Aim of the exercise:
Exclude the pictures from your copy, and reproduce each entry below verbatim.

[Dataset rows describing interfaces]
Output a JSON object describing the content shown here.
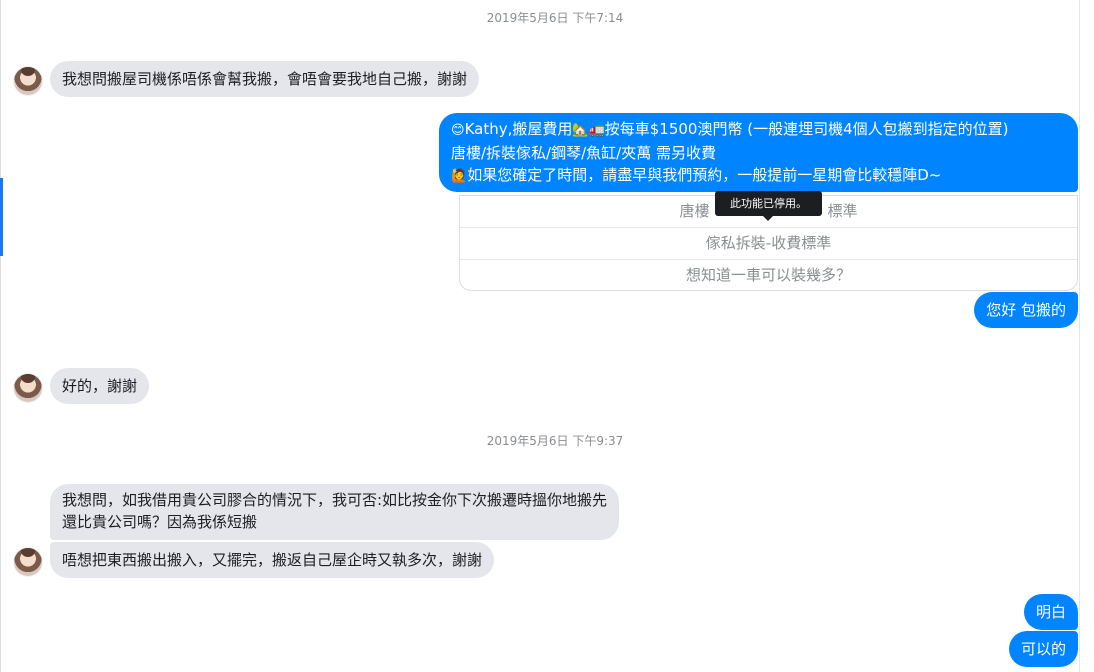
{
  "timestamps": [
    "2019年5月6日 下午7:14",
    "2019年5月6日 下午9:37"
  ],
  "messages": {
    "m1": "我想問搬屋司機係唔係會幫我搬，會唔會要我地自己搬，謝謝",
    "m2_line1": "Kathy,搬屋費用",
    "m2_line1b": "按每車$1500澳門幣 (一般連埋司機4個人包搬到指定的位置)",
    "m2_line2": "唐樓/拆裝傢私/鋼琴/魚缸/夾萬 需另收費",
    "m2_line3": "如果您確定了時間，請盡早與我們預約，一般提前一星期會比較穩陣D~",
    "m3": "您好 包搬的",
    "m4": "好的，謝謝",
    "m5_line1": "我想問，如我借用貴公司膠合的情況下，我可否:如比按金你下次搬遷時搵你地搬先",
    "m5_line2": "還比貴公司嗎？因為我係短搬",
    "m6": "唔想把東西搬出搬入，又擺完，搬返自己屋企時又執多次，謝謝",
    "m7": "明白",
    "m8": "可以的"
  },
  "quick_replies": {
    "q1_left": "唐樓",
    "q1_right": "標準",
    "q2": "傢私拆裝-收費標準",
    "q3": "想知道一車可以裝幾多？"
  },
  "tooltip": "此功能已停用。",
  "emojis": {
    "smile": "😊",
    "house": "🏡",
    "truck": "🚛",
    "person": "🙋"
  },
  "colors": {
    "outgoing_bubble": "#0084ff",
    "incoming_bubble": "#e4e6eb"
  }
}
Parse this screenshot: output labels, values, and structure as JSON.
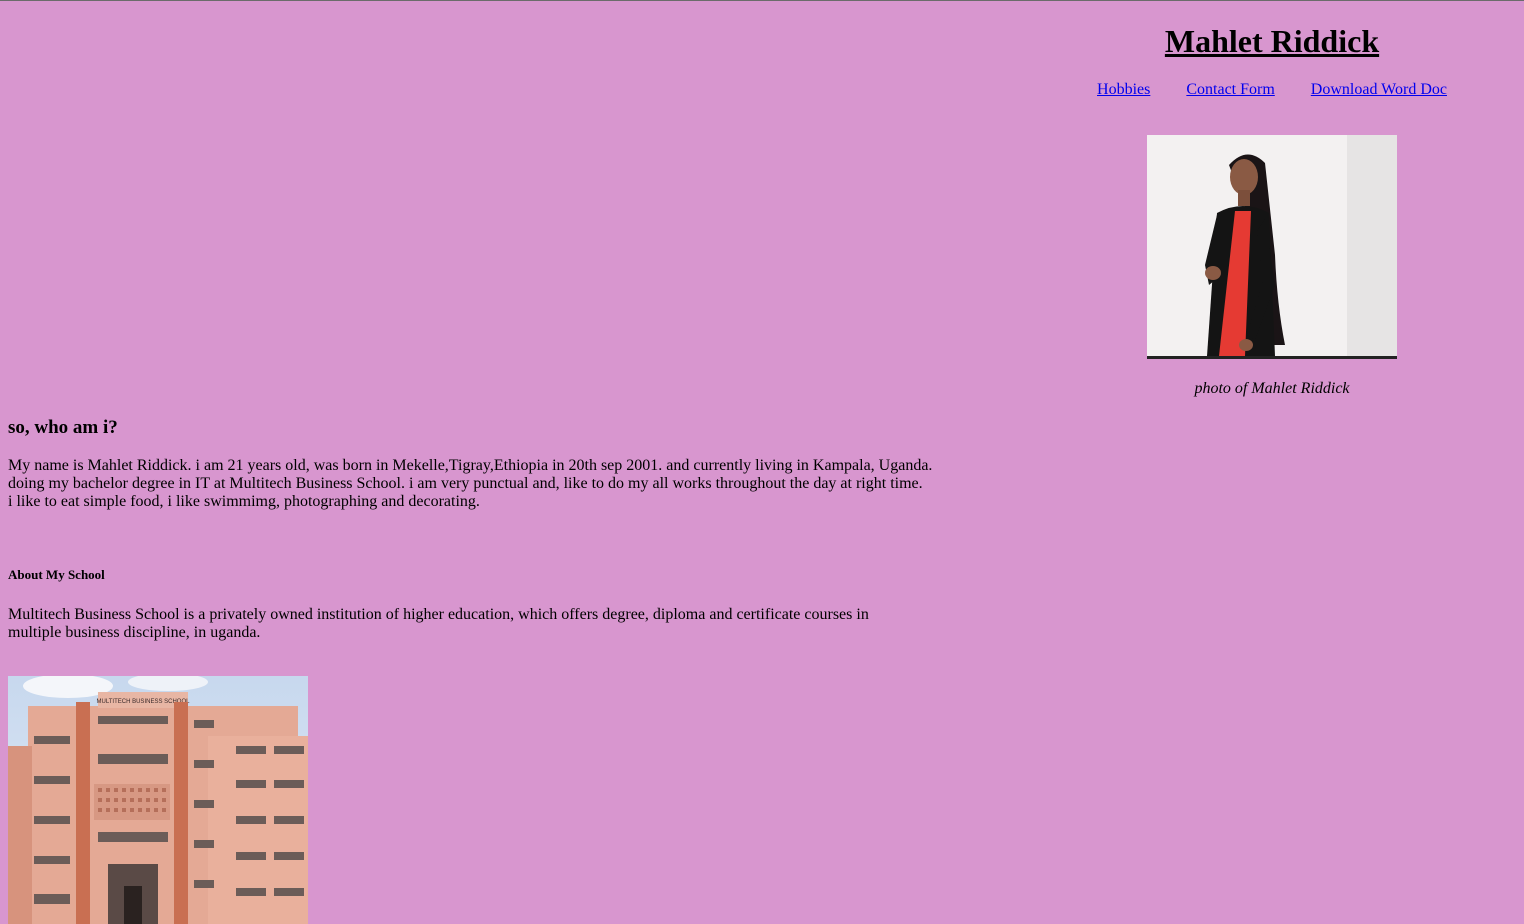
{
  "site": {
    "title": "Mahlet Riddick"
  },
  "nav": {
    "items": [
      {
        "label": "Hobbies"
      },
      {
        "label": "Contact Form"
      },
      {
        "label": "Download Word Doc"
      }
    ]
  },
  "profile": {
    "caption": "photo of Mahlet Riddick"
  },
  "about_me": {
    "heading": "so, who am i?",
    "lines": [
      "My name is Mahlet Riddick. i am 21 years old, was born in Mekelle,Tigray,Ethiopia in 20th sep 2001. and currently living in Kampala, Uganda.",
      "doing my bachelor degree in IT at Multitech Business School. i am very punctual and, like to do my all works throughout the day at right time.",
      "i like to eat simple food, i like swimmimg, photographing and decorating."
    ]
  },
  "school": {
    "heading": "About My School",
    "lines": [
      "Multitech Business School is a privately owned institution of higher education, which offers degree, diploma and certificate courses in",
      "multiple business discipline, in uganda."
    ],
    "building_sign": "MULTITECH BUSINESS SCHOOL"
  },
  "colors": {
    "background": "#d896cf",
    "link": "#0000ee"
  }
}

Reply to the exercise:
Output a JSON object describing the content shown here.
{
  "timestamps": [
    "2019年5月6日 下午7:14",
    "2019年5月6日 下午9:37"
  ],
  "messages": {
    "m1": "我想問搬屋司機係唔係會幫我搬，會唔會要我地自己搬，謝謝",
    "m2_line1": "Kathy,搬屋費用",
    "m2_line1b": "按每車$1500澳門幣 (一般連埋司機4個人包搬到指定的位置)",
    "m2_line2": "唐樓/拆裝傢私/鋼琴/魚缸/夾萬 需另收費",
    "m2_line3": "如果您確定了時間，請盡早與我們預約，一般提前一星期會比較穩陣D~",
    "m3": "您好 包搬的",
    "m4": "好的，謝謝",
    "m5_line1": "我想問，如我借用貴公司膠合的情況下，我可否:如比按金你下次搬遷時搵你地搬先",
    "m5_line2": "還比貴公司嗎？因為我係短搬",
    "m6": "唔想把東西搬出搬入，又擺完，搬返自己屋企時又執多次，謝謝",
    "m7": "明白",
    "m8": "可以的"
  },
  "quick_replies": {
    "q1_left": "唐樓",
    "q1_right": "標準",
    "q2": "傢私拆裝-收費標準",
    "q3": "想知道一車可以裝幾多？"
  },
  "tooltip": "此功能已停用。",
  "emojis": {
    "smile": "😊",
    "house": "🏡",
    "truck": "🚛",
    "person": "🙋"
  },
  "colors": {
    "outgoing_bubble": "#0084ff",
    "incoming_bubble": "#e4e6eb"
  }
}
Parse this screenshot: output labels, values, and structure as JSON.
{
  "site": {
    "title": "Mahlet Riddick"
  },
  "nav": {
    "items": [
      {
        "label": "Hobbies"
      },
      {
        "label": "Contact Form"
      },
      {
        "label": "Download Word Doc"
      }
    ]
  },
  "profile": {
    "caption": "photo of Mahlet Riddick"
  },
  "about_me": {
    "heading": "so, who am i?",
    "lines": [
      "My name is Mahlet Riddick. i am 21 years old, was born in Mekelle,Tigray,Ethiopia in 20th sep 2001. and currently living in Kampala, Uganda.",
      "doing my bachelor degree in IT at Multitech Business School. i am very punctual and, like to do my all works throughout the day at right time.",
      "i like to eat simple food, i like swimmimg, photographing and decorating."
    ]
  },
  "school": {
    "heading": "About My School",
    "lines": [
      "Multitech Business School is a privately owned institution of higher education, which offers degree, diploma and certificate courses in",
      "multiple business discipline, in uganda."
    ],
    "building_sign": "MULTITECH BUSINESS SCHOOL"
  },
  "colors": {
    "background": "#d896cf",
    "link": "#0000ee"
  }
}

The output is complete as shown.